──────── Given records ────────

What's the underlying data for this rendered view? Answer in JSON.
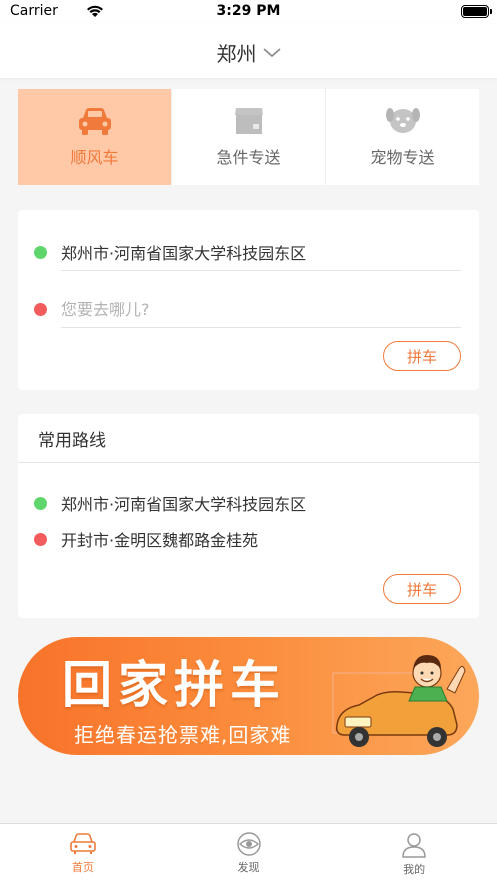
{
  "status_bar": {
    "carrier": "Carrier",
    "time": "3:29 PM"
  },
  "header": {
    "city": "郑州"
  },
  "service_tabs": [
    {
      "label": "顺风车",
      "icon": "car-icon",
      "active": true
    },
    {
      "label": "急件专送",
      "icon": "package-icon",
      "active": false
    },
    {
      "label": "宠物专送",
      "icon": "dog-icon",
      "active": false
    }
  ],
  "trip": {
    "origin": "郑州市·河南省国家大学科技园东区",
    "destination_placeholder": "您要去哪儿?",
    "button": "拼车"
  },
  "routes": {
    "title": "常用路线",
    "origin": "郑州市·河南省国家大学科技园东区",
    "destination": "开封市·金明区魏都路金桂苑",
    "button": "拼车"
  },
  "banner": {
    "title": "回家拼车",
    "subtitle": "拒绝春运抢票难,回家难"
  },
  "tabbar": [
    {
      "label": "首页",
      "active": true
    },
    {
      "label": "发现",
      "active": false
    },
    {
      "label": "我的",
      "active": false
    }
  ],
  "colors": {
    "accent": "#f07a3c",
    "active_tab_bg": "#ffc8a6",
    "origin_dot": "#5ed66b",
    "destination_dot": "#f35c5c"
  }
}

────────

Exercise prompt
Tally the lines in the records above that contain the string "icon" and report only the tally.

Finished task
3